# Exercise:
Report every line of the records that includes the word "Mesh".

:::::

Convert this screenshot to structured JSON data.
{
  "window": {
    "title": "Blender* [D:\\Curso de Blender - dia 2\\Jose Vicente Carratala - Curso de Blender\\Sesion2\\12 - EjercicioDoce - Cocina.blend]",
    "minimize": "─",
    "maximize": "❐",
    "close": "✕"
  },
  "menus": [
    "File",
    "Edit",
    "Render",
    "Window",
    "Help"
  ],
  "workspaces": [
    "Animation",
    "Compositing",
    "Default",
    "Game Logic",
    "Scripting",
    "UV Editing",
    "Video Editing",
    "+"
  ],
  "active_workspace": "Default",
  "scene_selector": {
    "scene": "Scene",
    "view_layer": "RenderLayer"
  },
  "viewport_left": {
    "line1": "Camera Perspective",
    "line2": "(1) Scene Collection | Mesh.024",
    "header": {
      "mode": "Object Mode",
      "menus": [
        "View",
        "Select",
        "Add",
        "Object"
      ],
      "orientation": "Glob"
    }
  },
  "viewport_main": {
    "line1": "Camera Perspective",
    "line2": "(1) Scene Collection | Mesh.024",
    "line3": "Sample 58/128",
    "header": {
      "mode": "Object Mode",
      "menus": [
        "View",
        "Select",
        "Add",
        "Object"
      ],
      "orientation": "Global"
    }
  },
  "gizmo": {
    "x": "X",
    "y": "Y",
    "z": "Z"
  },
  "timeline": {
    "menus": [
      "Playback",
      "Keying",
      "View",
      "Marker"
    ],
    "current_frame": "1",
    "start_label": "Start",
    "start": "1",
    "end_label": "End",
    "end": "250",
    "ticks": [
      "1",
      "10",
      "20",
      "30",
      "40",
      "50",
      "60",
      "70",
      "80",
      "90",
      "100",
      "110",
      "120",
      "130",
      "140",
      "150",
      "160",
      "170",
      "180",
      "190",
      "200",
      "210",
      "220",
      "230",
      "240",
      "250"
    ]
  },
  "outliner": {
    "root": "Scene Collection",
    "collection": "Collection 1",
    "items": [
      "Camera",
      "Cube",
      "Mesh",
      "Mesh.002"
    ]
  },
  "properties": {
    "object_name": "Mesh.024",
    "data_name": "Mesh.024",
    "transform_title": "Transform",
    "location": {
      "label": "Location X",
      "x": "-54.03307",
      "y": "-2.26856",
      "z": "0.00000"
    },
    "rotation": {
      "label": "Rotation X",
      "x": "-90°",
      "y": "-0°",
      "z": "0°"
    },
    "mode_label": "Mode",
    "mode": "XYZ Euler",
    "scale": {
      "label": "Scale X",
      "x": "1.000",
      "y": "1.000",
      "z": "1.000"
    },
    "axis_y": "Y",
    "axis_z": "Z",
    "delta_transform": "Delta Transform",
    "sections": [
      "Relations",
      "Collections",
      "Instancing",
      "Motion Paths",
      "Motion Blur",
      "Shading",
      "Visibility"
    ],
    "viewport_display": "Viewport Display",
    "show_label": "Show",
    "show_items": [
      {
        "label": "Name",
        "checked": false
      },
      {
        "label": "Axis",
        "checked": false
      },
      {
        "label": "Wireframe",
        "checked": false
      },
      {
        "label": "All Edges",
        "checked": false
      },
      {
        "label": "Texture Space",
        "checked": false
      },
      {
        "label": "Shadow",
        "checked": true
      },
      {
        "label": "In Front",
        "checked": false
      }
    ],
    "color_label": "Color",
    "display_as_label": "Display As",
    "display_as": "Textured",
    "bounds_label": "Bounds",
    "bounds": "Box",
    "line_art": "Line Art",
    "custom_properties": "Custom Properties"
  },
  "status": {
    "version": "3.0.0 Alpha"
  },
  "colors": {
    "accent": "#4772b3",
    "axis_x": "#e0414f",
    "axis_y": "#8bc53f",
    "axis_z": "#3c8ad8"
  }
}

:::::

# Reply to the exercise:
    "line2": "(1) Scene Collection | Mesh.024",
    "line2": "(1) Scene Collection | Mesh.024",
      "Mesh",
      "Mesh.002"
    "object_name": "Mesh.024",
    "data_name": "Mesh.024",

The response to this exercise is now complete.